As 2009 draws to a close, it's valuable to remember that amid the raw deals, broken promises, balky products, sleazy businesses and heartless bureaucracies that Whistleblower hears about every day are stories of professionals, civil servants and just plain folks who go beyond the call of duty. While our mission remains investigating and shedding light on your complaints, I did want to share this tidbit from Jean Mitchell, an assistant Dakota County attorney. Her son Nick - a third-year student at Gustavus Adolphus College - had the following experience after buying a Samsung television last year:
The TV worked great until he returned to college in early September the following year. Then, just a few weeks after the one year warranty ran out, the TV screen was obscured by huge horizontal red lines which had developed. A repairman came out to the dorm and diagnosed the problem as needing a new part. The part was not expensive, however, he said Samsung did not sell the individual part; they only sold the entire panel at a cost of $1800.00. I called and emailed Samsung customer service informing them of the situation. I asked if they could sell the individual part or stand by their product and replace the TV. Within one week, I received a phone call from Samsung, on a Saturday no less, telling me they would extend the warranty and send a repairman out to fix the set. True to their word, the TV was fixed within the next week. Unbelievable! Not only did Samsung gain us as loyal customers, the whole dorm of college kids were very impressed. Isn’t this what good companies should do?

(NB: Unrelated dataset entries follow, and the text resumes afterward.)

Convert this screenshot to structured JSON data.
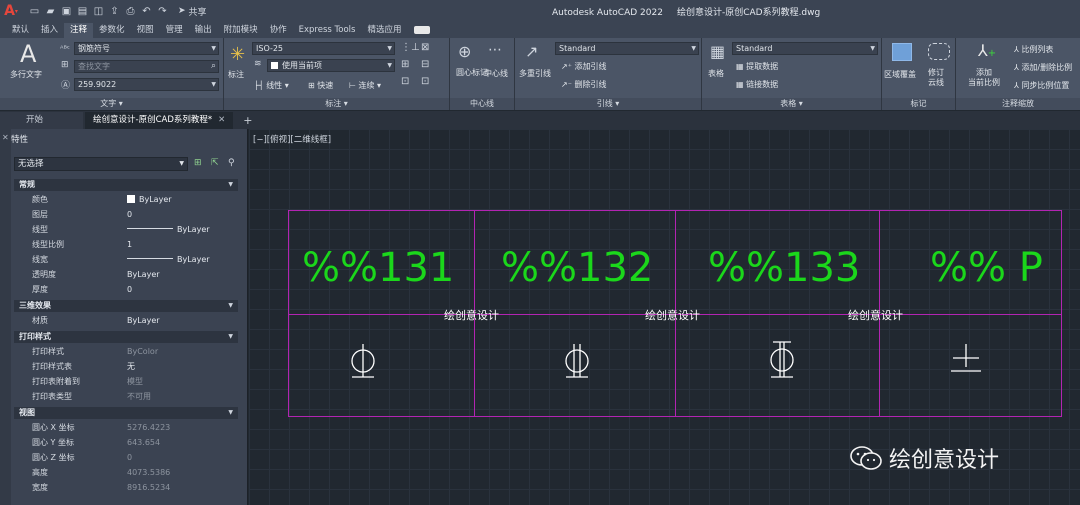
{
  "title": {
    "app": "Autodesk AutoCAD 2022",
    "file": "绘创意设计-原创CAD系列教程.dwg"
  },
  "qat": {
    "share": "共享"
  },
  "tabs": [
    "默认",
    "插入",
    "注释",
    "参数化",
    "视图",
    "管理",
    "输出",
    "附加模块",
    "协作",
    "Express Tools",
    "精选应用"
  ],
  "active_tab": "注释",
  "ribbon": {
    "text": {
      "big": "多行文字",
      "style": "钢筋符号",
      "find_placeholder": "查找文字",
      "height": "259.9022",
      "title": "文字"
    },
    "dim": {
      "big": "标注",
      "style": "ISO-25",
      "layer": "使用当前项",
      "linear": "线性",
      "quick": "快速",
      "continue": "连续",
      "title": "标注"
    },
    "centerline": {
      "mark": "圆心标记",
      "line": "中心线",
      "title": "中心线"
    },
    "leader": {
      "big": "多重引线",
      "style": "Standard",
      "add": "添加引线",
      "remove": "删除引线",
      "title": "引线"
    },
    "table": {
      "big": "表格",
      "style": "Standard",
      "extract": "提取数据",
      "link": "链接数据",
      "title": "表格"
    },
    "markup": {
      "wipeout": "区域覆盖",
      "revcloud1": "修订",
      "revcloud2": "云线",
      "title": "标记"
    },
    "scale": {
      "add1": "添加",
      "add2": "当前比例",
      "list": "比例列表",
      "adddel": "添加/删除比例",
      "sync": "同步比例位置",
      "title": "注释缩放"
    }
  },
  "doctabs": {
    "start": "开始",
    "active": "绘创意设计-原创CAD系列教程*"
  },
  "properties": {
    "header": "特性",
    "selection": "无选择",
    "sections": [
      {
        "name": "常规",
        "rows": [
          [
            "颜色",
            "ByLayer"
          ],
          [
            "图层",
            "0"
          ],
          [
            "线型",
            "ByLayer"
          ],
          [
            "线型比例",
            "1"
          ],
          [
            "线宽",
            "ByLayer"
          ],
          [
            "透明度",
            "ByLayer"
          ],
          [
            "厚度",
            "0"
          ]
        ]
      },
      {
        "name": "三维效果",
        "rows": [
          [
            "材质",
            "ByLayer"
          ]
        ]
      },
      {
        "name": "打印样式",
        "rows": [
          [
            "打印样式",
            "ByColor"
          ],
          [
            "打印样式表",
            "无"
          ],
          [
            "打印表附着到",
            "模型"
          ],
          [
            "打印表类型",
            "不可用"
          ]
        ]
      },
      {
        "name": "视图",
        "rows": [
          [
            "圆心 X 坐标",
            "5276.4223"
          ],
          [
            "圆心 Y 坐标",
            "643.654"
          ],
          [
            "圆心 Z 坐标",
            "0"
          ],
          [
            "高度",
            "4073.5386"
          ],
          [
            "宽度",
            "8916.5234"
          ]
        ]
      }
    ]
  },
  "viewport": {
    "label": "[−][俯视][二维线框]"
  },
  "drawing": {
    "codes": [
      "%%131",
      "%%132",
      "%%133",
      "%% P"
    ],
    "labels": [
      "绘创意设计",
      "绘创意设计",
      "绘创意设计"
    ],
    "symbols": [
      "phi-icon",
      "double-phi-icon",
      "phi-bar-icon",
      "plus-minus-icon"
    ]
  },
  "watermark": "绘创意设计",
  "colors": {
    "magenta": "#b224b2",
    "green": "#1bd71b"
  }
}
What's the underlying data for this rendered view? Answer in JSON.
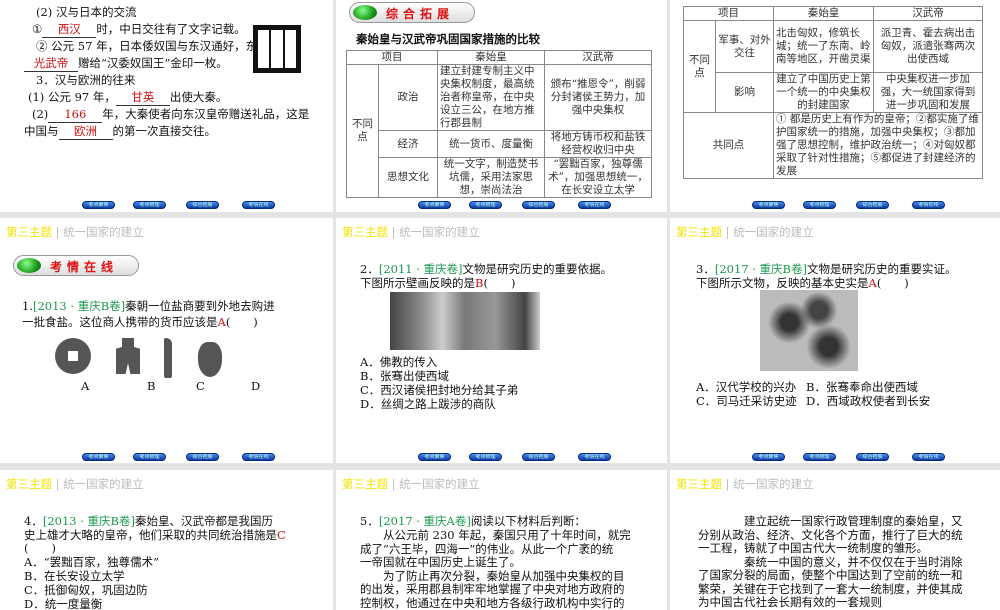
{
  "header": {
    "theme": "第三主题",
    "sep": "|",
    "title": "统一国家的建立"
  },
  "nav": [
    "考点聚焦",
    "考点梳理",
    "综合拓展",
    "考情在线"
  ],
  "slide1": {
    "lines": [
      {
        "pre": "(2) 汉与日本的交流"
      },
      {
        "pre": "①",
        "ans": "西汉",
        "post": "时，中日交往有了文字记载。"
      },
      {
        "pre": "② 公元 57 年，日本倭奴国与东汉通好，东汉"
      },
      {
        "ans": "光武帝",
        "post": "赠给“汉委奴国王”金印一枚。"
      },
      {
        "pre": "3．汉与欧洲的往来"
      },
      {
        "pre": "(1) 公元 97 年，",
        "ans": "甘英",
        "post": "出使大秦。"
      },
      {
        "pre": "(2)",
        "ans": "166",
        "post": "年，大秦使者向东汉皇帝赠送礼品，这是"
      },
      {
        "pre": "中国与",
        "ans": "欧洲",
        "post": "的第一次直接交往。"
      }
    ],
    "seal_text": "漢委奴國王"
  },
  "slide2": {
    "section": "综合拓展",
    "title": "秦始皇与汉武帝巩固国家措施的比较",
    "headers": [
      "项目",
      "秦始皇",
      "汉武帝"
    ],
    "group": "不同点",
    "rows": [
      [
        "政治",
        "建立封建专制主义中央集权制度，最高统治者称皇帝，在中央设立三公，在地方推行郡县制",
        "颁布“推恩令”，削弱分封诸侯王势力，加强中央集权"
      ],
      [
        "经济",
        "统一货币、度量衡",
        "将地方铸币权和盐铁经营权收归中央"
      ],
      [
        "思想文化",
        "统一文字，制造焚书坑儒，采用法家思想，崇尚法治",
        "“罢黜百家，独尊儒术”，加强思想统一，在长安设立太学"
      ]
    ]
  },
  "slide3": {
    "headers": [
      "项目",
      "秦始皇",
      "汉武帝"
    ],
    "group": "不同点",
    "rows": [
      [
        "军事、对外交往",
        "北击匈奴，修筑长城；统一了东南、岭南等地区，开凿灵渠",
        "派卫青、霍去病出击匈奴，派遣张骞两次出使西域"
      ],
      [
        "影响",
        "建立了中国历史上第一个统一的中央集权的封建国家",
        "中央集权进一步加强，大一统国家得到进一步巩固和发展"
      ]
    ],
    "common_label": "共同点",
    "common": "① 都是历史上有作为的皇帝；②都实施了维护国家统一的措施，加强中央集权；③都加强了思想控制，维护政治统一；④对匈奴都采取了针对性措施；⑤都促进了封建经济的发展"
  },
  "slide4": {
    "section": "考情在线",
    "num": "1.",
    "source": "[2013 · 重庆B卷]",
    "q1": "秦朝一位盐商要到外地去购进",
    "q2": "一批食盐。这位商人携带的货币应该是",
    "ans": "A",
    "paren": "(　　)",
    "labels": [
      "A",
      "B",
      "C",
      "D"
    ]
  },
  "slide5": {
    "num": "2．",
    "source": "[2011 · 重庆卷]",
    "q1": "文物是研究历史的重要依据。",
    "q2": "下图所示壁画反映的是",
    "ans": "B",
    "paren": "(　　)",
    "options": [
      "A．佛教的传入",
      "B．张骞出使西域",
      "C．西汉诸侯把封地分给其子弟",
      "D．丝绸之路上跋涉的商队"
    ]
  },
  "slide6": {
    "num": "3．",
    "source": "[2017 · 重庆B卷]",
    "q1": "文物是研究历史的重要实证。",
    "q2": "下图所示文物，反映的基本史实是",
    "ans": "A",
    "paren": "(　　)",
    "options": [
      "A．汉代学校的兴办",
      "B．张骞奉命出使西域",
      "C．司马迁采访史迹",
      "D．西域政权使者到长安"
    ]
  },
  "slide7": {
    "num": "4．",
    "source": "[2013 · 重庆B卷]",
    "q1": "秦始皇、汉武帝都是我国历",
    "q2": "史上雄才大略的皇帝，他们采取的共同统治措施是",
    "ans": "C",
    "paren": "(　　)",
    "options": [
      "A．“罢黜百家，独尊儒术”",
      "B．在长安设立太学",
      "C．抵御匈奴，巩固边防",
      "D．统一度量衡"
    ]
  },
  "slide8": {
    "num": "5．",
    "source": "[2017 · 重庆A卷]",
    "q1": "阅读以下材料后判断：",
    "lines": [
      "　　从公元前 230 年起，秦国只用了十年时间，就完",
      "成了“六王毕，四海一”的伟业。从此一个广袤的统",
      "一帝国就在中国历史上诞生了。",
      "　　为了防止再次分裂，秦始皇从加强中央集权的目",
      "的出发，采用郡县制牢牢地掌握了中央对地方政府的",
      "控制权，他通过在中央和地方各级行政机构中实行的"
    ]
  },
  "slide9": {
    "lines": [
      "　　　　建立起统一国家行政管理制度的秦始皇，又",
      "分别从政治、经济、文化各个方面，推行了巨大的统",
      "一工程，铸就了中国古代大一统制度的雏形。",
      "　　　　秦统一中国的意义，并不仅仅在于当时消除",
      "了国家分裂的局面，使整个中国达到了空前的统一和",
      "繁荣，关键在于它找到了一套大一统制度，并使其成",
      "为中国古代社会长期有效的一套规则"
    ]
  }
}
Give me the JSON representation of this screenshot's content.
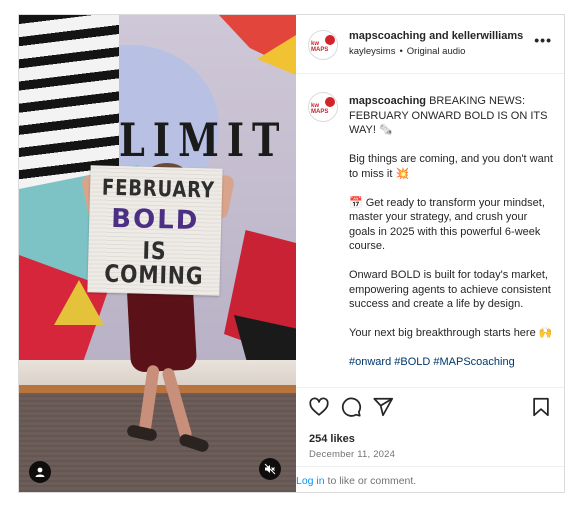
{
  "header": {
    "title": "mapscoaching and kellerwilliams",
    "username": "kayleysims",
    "separator": "•",
    "audio": "Original audio",
    "more_label": "•••",
    "avatar_text": "kw MAPS"
  },
  "media": {
    "wall_text": "LIMIT",
    "sign_lines": [
      "FEBRUARY",
      "BOLD",
      "IS COMING"
    ]
  },
  "caption": {
    "username": "mapscoaching",
    "first_paragraph": "BREAKING NEWS: FEBRUARY ONWARD BOLD IS ON ITS WAY! 🗞️",
    "paragraphs": [
      "Big things are coming, and you don't want to miss it 💥",
      "📅 Get ready to transform your mindset, master your strategy, and crush your goals in 2025 with this powerful 6-week course.",
      "Onward BOLD is built for today's market, empowering agents to achieve consistent success and create a life by design.",
      "Your next big breakthrough starts here 🙌"
    ],
    "hashtags": "#onward #BOLD #MAPScoaching"
  },
  "actions": {
    "likes": "254 likes",
    "date": "December 11, 2024"
  },
  "login": {
    "link": "Log in",
    "rest": " to like or comment."
  },
  "colors": {
    "link": "#0095f6",
    "muted": "#737373",
    "text": "#262626",
    "brand_red": "#d2232a"
  },
  "icons": [
    "user-tag-icon",
    "mute-icon",
    "more-icon",
    "heart-icon",
    "comment-icon",
    "share-icon",
    "bookmark-icon"
  ]
}
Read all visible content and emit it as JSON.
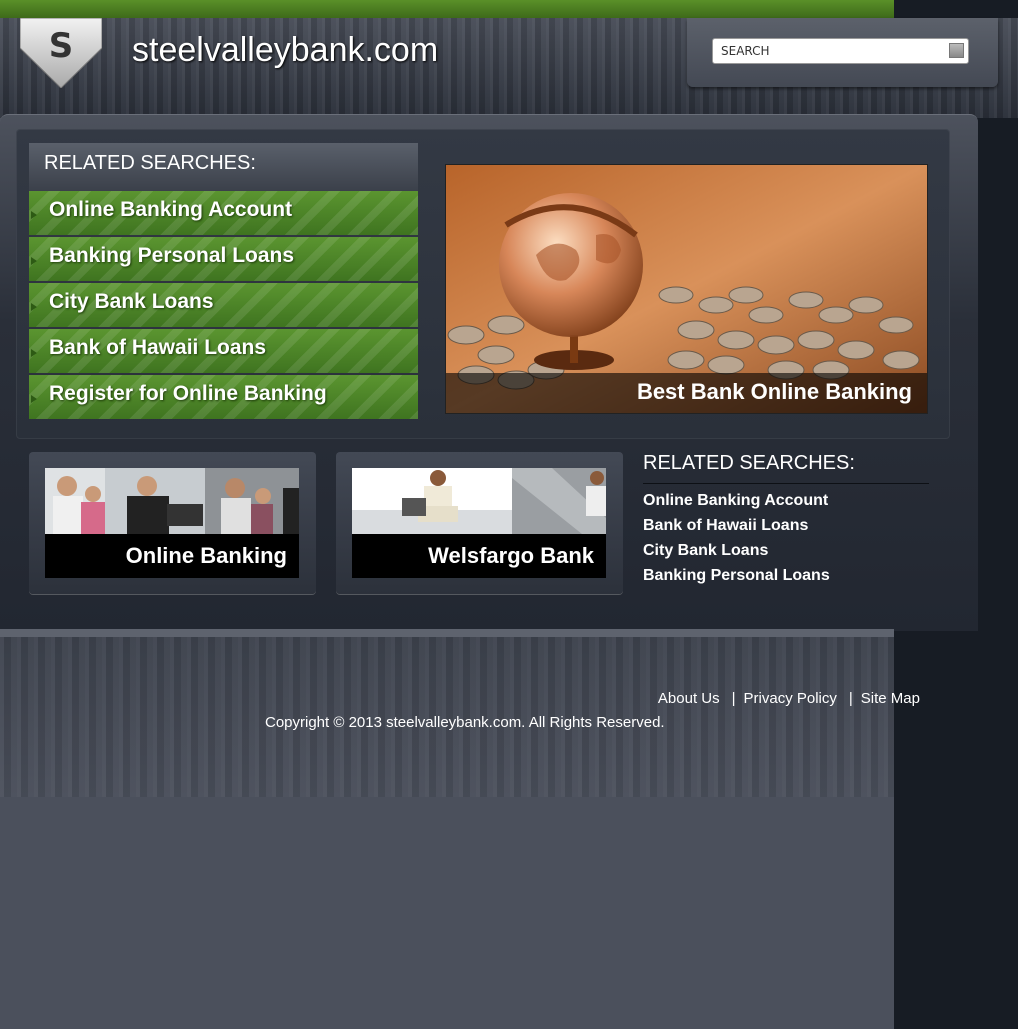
{
  "header": {
    "logo_letter": "S",
    "site_title": "steelvalleybank.com",
    "search_placeholder": "SEARCH"
  },
  "left_panel": {
    "heading": "RELATED SEARCHES:",
    "items": [
      "Online Banking Account",
      "Banking Personal Loans",
      "City Bank Loans",
      "Bank of Hawaii Loans",
      "Register for Online Banking"
    ]
  },
  "feature": {
    "caption": "Best Bank Online Banking"
  },
  "cards": [
    {
      "caption": "Online Banking"
    },
    {
      "caption": "Welsfargo Bank"
    }
  ],
  "right_panel": {
    "heading": "RELATED SEARCHES:",
    "links": [
      "Online Banking Account",
      "Bank of Hawaii Loans",
      "City Bank Loans",
      "Banking Personal Loans"
    ]
  },
  "footer": {
    "links": [
      "About Us",
      "Privacy Policy",
      "Site Map"
    ],
    "copyright": "Copyright © 2013 steelvalleybank.com. All Rights Reserved."
  },
  "colors": {
    "accent_green": "#4f8a28",
    "top_bar": "#4a7f22",
    "page_bg": "#4b505c",
    "outer_bg": "#171c24"
  }
}
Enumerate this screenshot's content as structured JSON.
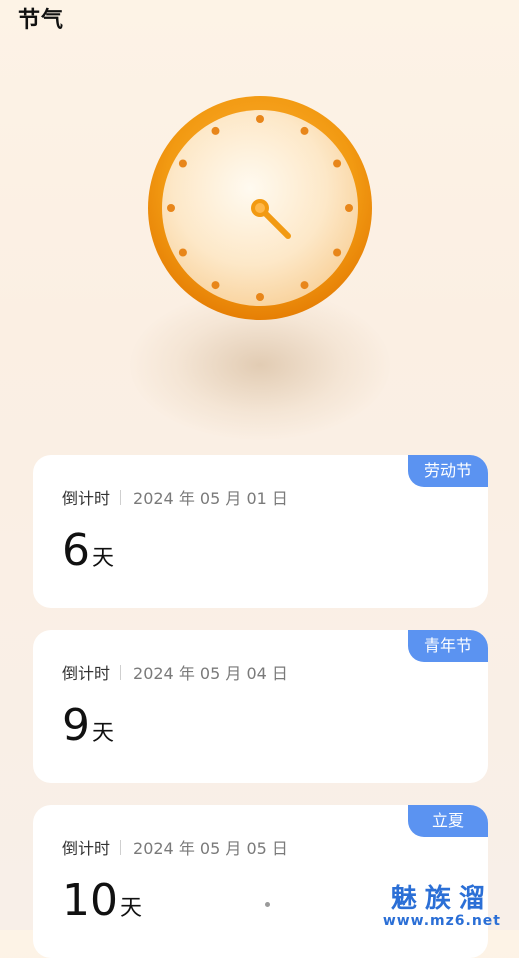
{
  "header": {
    "title": "节气"
  },
  "colors": {
    "accent_blue": "#5b93f1",
    "clock_orange": "#f0920d",
    "background": "#fbefe3"
  },
  "clock": {
    "icon": "clock-icon",
    "time_shown": "4:00"
  },
  "cards": [
    {
      "tag": "劳动节",
      "label": "倒计时",
      "date": "2024 年 05 月 01 日",
      "days": "6",
      "unit": "天"
    },
    {
      "tag": "青年节",
      "label": "倒计时",
      "date": "2024 年 05 月 04 日",
      "days": "9",
      "unit": "天"
    },
    {
      "tag": "立夏",
      "label": "倒计时",
      "date": "2024 年 05 月 05 日",
      "days": "10",
      "unit": "天"
    }
  ],
  "watermark": {
    "main": "魅族溜",
    "sub": "www.mz6.net"
  }
}
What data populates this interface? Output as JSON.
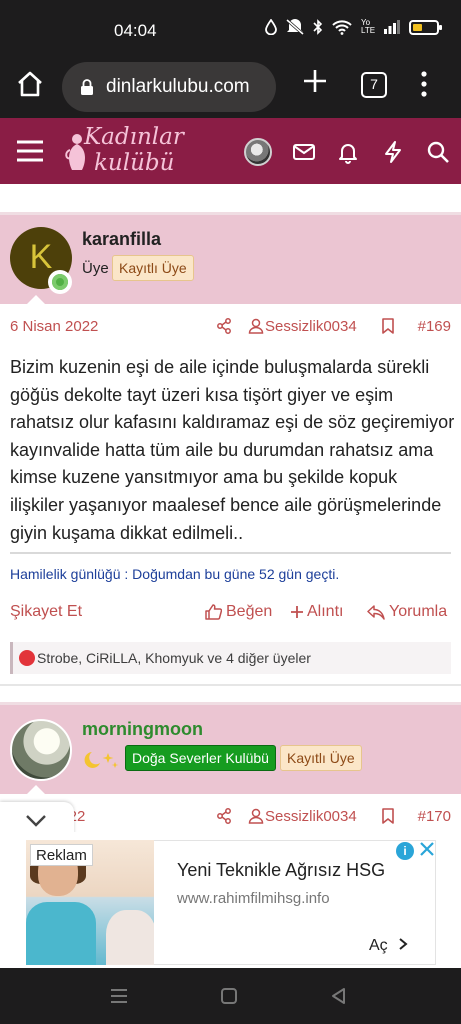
{
  "status_bar": {
    "time": "04:04",
    "net_label": "Yo LTE"
  },
  "browser": {
    "url": "dinlarkulubu.com",
    "tab_count": "7"
  },
  "site": {
    "logo_line1": "Kadınlar",
    "logo_line2": "kulübü"
  },
  "post1": {
    "author": "karanfilla",
    "author_initial": "K",
    "role": "Üye",
    "badge": "Kayıtlı Üye",
    "date": "6 Nisan 2022",
    "meta_user": "Sessizlik0034",
    "number": "#169",
    "body": "Bizim kuzenin eşi de aile içinde buluşmalarda sürekli göğüs dekolte tayt üzeri kısa tişört giyer ve eşim rahatsız olur kafasını kaldıramaz eşi de söz geçiremiyor kayınvalide hatta tüm aile bu durumdan rahatsız ama kimse kuzene yansıtmıyor ama bu şekilde kopuk ilişkiler yaşanıyor maalesef bence aile görüşmelerinde giyin kuşama dikkat edilmeli..",
    "signature": "Hamilelik günlüğü : Doğumdan bu güne 52 gün geçti.",
    "actions": {
      "report": "Şikayet Et",
      "like": "Beğen",
      "quote": "Alıntı",
      "reply": "Yorumla"
    },
    "reactions": "Strobe, CiRiLLA, Khomyuk ve 4 diğer üyeler"
  },
  "post2": {
    "author": "morningmoon",
    "badge_club": "Doğa Severler Kulübü",
    "badge": "Kayıtlı Üye",
    "date": "2022",
    "meta_user": "Sessizlik0034",
    "number": "#170"
  },
  "ad": {
    "label": "Reklam",
    "title": "Yeni Teknikle Ağrısız HSG",
    "url": "www.rahimfilmihsg.info",
    "cta": "Aç"
  },
  "colors": {
    "header": "#8a1d45",
    "post_head": "#ebc5d2",
    "accent_text": "#c05050",
    "signature": "#1d3f9a",
    "club_badge": "#169c20"
  }
}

This anecdote is about more than a company that did right by its customer. It's about the importance of speaking up and demanding that institutions live up to their rhetoric. In that spirit, more than 1,400 of you have contacted Whistleblower over the past year to ask us to investigate your concern - and live up to our own promise to advocate for the little guy. The Whistleblower team is deeply grateful to you, not only for blowing the whistle on how life can be better in Minnesota, but for making the Star Tribune more aware of the concerns of ordinary citizens, consumers and taxpayers. Keep those emails, calls and letters coming in 2010.